= Beginning of Section =

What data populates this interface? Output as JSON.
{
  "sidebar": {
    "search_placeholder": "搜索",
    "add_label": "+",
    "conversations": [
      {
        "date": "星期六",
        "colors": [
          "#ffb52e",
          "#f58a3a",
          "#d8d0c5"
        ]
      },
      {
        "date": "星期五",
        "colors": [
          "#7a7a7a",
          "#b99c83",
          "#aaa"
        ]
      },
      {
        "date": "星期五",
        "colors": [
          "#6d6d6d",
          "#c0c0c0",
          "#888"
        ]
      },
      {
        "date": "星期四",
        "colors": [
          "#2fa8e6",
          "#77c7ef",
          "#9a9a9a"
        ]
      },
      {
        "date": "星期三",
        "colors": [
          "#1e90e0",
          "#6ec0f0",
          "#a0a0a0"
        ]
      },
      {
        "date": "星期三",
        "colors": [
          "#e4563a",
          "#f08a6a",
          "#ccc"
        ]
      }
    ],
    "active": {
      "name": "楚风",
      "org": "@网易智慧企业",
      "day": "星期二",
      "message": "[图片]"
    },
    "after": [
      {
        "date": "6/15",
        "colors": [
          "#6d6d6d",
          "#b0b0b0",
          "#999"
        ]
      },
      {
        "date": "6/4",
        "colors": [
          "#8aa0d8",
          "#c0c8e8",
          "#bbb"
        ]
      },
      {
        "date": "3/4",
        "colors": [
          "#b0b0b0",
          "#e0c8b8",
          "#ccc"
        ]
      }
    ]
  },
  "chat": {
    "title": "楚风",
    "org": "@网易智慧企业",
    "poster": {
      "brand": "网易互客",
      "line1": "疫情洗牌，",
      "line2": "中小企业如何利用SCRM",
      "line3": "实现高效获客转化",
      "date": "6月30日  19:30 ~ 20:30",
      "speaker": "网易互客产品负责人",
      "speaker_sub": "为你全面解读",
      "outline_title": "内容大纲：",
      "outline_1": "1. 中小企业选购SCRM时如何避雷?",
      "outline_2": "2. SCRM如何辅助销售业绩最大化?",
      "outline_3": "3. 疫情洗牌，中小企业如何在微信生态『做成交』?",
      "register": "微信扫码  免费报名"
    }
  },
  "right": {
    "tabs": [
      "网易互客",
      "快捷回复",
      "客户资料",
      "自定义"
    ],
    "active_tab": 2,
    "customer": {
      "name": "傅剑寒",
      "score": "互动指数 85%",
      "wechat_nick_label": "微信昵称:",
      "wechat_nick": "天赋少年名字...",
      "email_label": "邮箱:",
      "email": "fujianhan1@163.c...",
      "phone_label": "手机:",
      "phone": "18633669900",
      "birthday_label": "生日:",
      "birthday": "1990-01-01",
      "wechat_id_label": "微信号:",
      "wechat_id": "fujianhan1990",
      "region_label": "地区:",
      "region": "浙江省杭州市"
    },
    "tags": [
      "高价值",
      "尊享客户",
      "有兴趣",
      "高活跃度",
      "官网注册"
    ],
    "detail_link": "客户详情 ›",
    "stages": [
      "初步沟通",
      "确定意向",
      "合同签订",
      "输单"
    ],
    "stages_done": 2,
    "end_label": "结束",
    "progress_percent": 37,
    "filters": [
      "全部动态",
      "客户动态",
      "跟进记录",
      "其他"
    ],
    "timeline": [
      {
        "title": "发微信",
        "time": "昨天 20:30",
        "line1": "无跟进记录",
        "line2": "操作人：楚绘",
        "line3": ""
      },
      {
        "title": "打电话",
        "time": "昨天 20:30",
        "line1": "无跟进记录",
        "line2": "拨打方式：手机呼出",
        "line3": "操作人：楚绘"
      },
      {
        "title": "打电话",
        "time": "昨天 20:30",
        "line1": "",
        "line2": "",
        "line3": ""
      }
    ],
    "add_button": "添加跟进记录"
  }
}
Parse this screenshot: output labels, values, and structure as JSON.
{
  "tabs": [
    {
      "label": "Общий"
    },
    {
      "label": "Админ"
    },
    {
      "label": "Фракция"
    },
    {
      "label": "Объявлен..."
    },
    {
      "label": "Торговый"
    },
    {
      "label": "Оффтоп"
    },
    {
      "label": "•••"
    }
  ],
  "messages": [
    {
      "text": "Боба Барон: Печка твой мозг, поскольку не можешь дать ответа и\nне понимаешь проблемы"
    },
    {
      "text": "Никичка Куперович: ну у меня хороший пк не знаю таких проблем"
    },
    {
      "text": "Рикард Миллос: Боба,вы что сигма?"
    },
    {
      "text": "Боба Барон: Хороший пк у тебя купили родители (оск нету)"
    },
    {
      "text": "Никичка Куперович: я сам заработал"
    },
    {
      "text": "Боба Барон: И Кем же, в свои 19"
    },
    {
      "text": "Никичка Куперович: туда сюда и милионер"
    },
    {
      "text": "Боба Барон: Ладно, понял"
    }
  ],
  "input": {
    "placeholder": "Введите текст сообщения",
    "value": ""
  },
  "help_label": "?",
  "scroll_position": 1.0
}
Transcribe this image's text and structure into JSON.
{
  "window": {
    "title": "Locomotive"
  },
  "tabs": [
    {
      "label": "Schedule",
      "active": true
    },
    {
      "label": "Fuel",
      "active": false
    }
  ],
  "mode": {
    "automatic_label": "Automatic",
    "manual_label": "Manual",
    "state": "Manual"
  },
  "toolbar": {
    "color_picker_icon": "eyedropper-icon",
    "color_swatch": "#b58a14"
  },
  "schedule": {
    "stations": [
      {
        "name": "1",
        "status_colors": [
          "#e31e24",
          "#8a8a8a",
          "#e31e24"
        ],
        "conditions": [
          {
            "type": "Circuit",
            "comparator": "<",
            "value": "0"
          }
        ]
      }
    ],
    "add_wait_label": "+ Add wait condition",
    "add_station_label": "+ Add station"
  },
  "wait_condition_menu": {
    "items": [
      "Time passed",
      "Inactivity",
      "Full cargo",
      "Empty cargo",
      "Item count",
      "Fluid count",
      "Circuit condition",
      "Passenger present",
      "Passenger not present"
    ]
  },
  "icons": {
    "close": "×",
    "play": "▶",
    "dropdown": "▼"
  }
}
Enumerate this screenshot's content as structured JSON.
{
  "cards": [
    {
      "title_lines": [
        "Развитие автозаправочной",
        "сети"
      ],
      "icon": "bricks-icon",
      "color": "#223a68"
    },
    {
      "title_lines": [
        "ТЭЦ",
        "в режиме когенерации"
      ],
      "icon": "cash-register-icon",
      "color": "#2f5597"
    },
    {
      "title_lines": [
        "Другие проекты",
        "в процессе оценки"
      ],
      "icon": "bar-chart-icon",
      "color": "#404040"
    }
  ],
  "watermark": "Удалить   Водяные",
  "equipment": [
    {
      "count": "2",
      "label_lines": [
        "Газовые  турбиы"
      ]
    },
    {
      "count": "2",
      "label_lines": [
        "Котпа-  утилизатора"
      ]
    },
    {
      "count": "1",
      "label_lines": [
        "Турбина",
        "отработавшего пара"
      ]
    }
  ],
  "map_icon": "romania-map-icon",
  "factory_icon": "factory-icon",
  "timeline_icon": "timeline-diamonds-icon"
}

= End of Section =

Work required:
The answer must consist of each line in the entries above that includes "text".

Final answer:
      "text": "Боба Барон: Печка твой мозг, поскольку не можешь дать ответа и\nне понимаешь проблемы"
      "text": "Никичка Куперович: ну у меня хороший пк не знаю таких проблем"
      "text": "Рикард Миллос: Боба,вы что сигма?"
      "text": "Боба Барон: Хороший пк у тебя купили родители (оск нету)"
      "text": "Никичка Куперович: я сам заработал"
      "text": "Боба Барон: И Кем же, в свои 19"
      "text": "Никичка Куперович: туда сюда и милионер"
      "text": "Боба Барон: Ладно, понял"
Transcribe this image's text and structure into JSON.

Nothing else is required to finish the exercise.